Google is a market leader in TONS of different categories.
They DOMINATE the search engine market with a 67% market share.
They own most of the online advertising market, with at least a 41% market share, more than 10 times that of Facebook.
And if you’ve ever thought that the “smartphone wars” were anything but settled, the numbers tell a different story: with 81% of the global smartphone market, Google has clearly bested Apple in the struggle for supremacy over the handheld procrastination market.

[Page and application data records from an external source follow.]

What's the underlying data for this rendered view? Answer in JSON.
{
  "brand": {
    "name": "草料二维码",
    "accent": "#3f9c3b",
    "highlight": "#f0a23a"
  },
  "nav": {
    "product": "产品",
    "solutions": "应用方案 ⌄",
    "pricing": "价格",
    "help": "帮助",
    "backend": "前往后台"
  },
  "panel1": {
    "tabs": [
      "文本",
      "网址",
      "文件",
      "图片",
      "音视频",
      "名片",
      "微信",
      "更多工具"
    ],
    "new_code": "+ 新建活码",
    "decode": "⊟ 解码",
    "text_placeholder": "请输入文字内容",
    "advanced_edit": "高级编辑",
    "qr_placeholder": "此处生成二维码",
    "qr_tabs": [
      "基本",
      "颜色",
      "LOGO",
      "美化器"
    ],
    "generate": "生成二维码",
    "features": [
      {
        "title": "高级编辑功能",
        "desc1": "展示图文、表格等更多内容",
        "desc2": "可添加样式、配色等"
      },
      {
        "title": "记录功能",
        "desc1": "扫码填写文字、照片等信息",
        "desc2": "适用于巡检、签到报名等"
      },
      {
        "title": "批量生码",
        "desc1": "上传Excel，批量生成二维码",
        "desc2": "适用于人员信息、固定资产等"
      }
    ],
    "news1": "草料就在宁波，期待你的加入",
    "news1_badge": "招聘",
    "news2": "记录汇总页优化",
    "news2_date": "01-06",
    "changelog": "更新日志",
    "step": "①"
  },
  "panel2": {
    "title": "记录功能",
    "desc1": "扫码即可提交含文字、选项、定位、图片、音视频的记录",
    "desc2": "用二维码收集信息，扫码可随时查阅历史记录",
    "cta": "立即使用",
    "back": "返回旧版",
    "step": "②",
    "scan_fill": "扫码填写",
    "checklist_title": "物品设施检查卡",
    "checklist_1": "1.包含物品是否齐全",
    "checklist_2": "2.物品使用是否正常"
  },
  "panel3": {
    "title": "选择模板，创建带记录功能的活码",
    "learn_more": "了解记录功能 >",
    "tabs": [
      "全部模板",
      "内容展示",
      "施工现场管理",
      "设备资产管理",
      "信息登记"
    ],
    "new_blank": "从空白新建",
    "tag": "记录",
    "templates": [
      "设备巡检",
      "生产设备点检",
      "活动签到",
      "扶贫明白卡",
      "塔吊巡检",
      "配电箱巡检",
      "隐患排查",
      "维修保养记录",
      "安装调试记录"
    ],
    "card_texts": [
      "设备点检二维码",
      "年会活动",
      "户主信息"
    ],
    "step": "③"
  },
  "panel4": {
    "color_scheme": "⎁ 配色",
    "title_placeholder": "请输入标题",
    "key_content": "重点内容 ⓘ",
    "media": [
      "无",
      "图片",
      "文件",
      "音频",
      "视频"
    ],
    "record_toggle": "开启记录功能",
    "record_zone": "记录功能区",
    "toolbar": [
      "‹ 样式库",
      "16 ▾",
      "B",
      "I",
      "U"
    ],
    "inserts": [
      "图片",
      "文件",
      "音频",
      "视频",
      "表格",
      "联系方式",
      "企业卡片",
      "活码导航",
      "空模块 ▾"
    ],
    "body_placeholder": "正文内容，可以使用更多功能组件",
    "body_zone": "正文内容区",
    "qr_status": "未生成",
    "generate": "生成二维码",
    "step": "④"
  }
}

Yet, in spite of Google’s domineering position in many markets, most of the products Google offers under the “Chrome” brand have been nowhere near as successful. While the browser itself holds a leading position in the browser market, Google’s strategy of having Chrome serve as the flagship brand for a future, Google-dominated “online OS” universe is clearly faltering, the Chrome OS currently holding less than 1% of the global operating system market.
What could Google have done differently with this ad?
How could they have presented Chrome and positioned it to take over not just the browser market, but also the operating system and laptop markets?
How could they have made it more interesting, more informative, altogether more…
Tell More… Sell More
Google is a company that makes most of its money off of ads on the World Wide Web (the part of the internet that most websites live on).
Its strategy, with the Chrome constellation of products and services, was put the World Wide Web front and center in the average person’s computing experience; to take functions that were normally handled on the operating system, and put them online. Had Google’s strategy worked, the benefit to them would be obvious: more time spent on the web means more revenue for Google.
In order to really make the “Chrome” strategy work, they would have to do a lot more than just get the browser in front of a lot of people; they would need to convince people that making the browser the center of their computer experience, is something that would benefit them significantly enough to make the switch.
When we take this into account, the picture is clear: To make its strategy work, Google needed something much more than a 15 second ad (nevermind a very badly done 15 second ad), they needed something else entirely.
What might that “something else” have been?
It’s hard to say, exactly. Perhaps a TED Style speech by a visionary at the company, or a Steve Jobs style product launch, or even a well positioned documentary-style expose on Youtube could be the perfect way for Google to showcase their vision for the Chrome constellation of products.
But whatever alternative strategy they might have taken, one thing is clear: to make it work, they’d need to tell! In other words, they’d need to explain WHY the strategy they had in mind, was worth the significant change in user habits it demanded. For Ogilvy, this would mean a few things:
1. Doing the research. One of Ogilvy’s boldest claims in his groundbreaking work, Ogilvy On Advertising, was that an advertising campaign can almost NEVER work, if not preceded by a lot of tedious, in-depth research. According to Ogilvy, research isn’t just “important,” it’s indispensable; advertising done without it is nearly worthless.
2. Making it interesting. For Ogilvy, advertising wasn’t about being “creative” (in a breadfish-song kind of way), it was about making something so interesting that people want to buy it. In Google’s case, that would mean building a large amount of interest in the “online OS’ concept.
3. Promising value in the form of benefits. Ogilvy believed that the best way to convey value was in the form of a demonstration; this is why so many of his ads featured comparison tests with competing products.
Even though I made the Google Chrome case study a prominent part of this post, my real point ultimately relates to you and your business.
If you aren’t generating as many leads as you’d like, if you aren’t closing as many sales as you’d like, if you aren’t enjoying the market share you wish you had, ask yourself one question:
“Am I TELLING Anybody Anything Here, Or Am I Just Doing A Song And Dance In Hopes Of Getting Attention?”
It may take some soul-searching to answer this question honestly, but once you do, you’ll have taken the first step on an inevitable path toward more effective and more profitable advertising.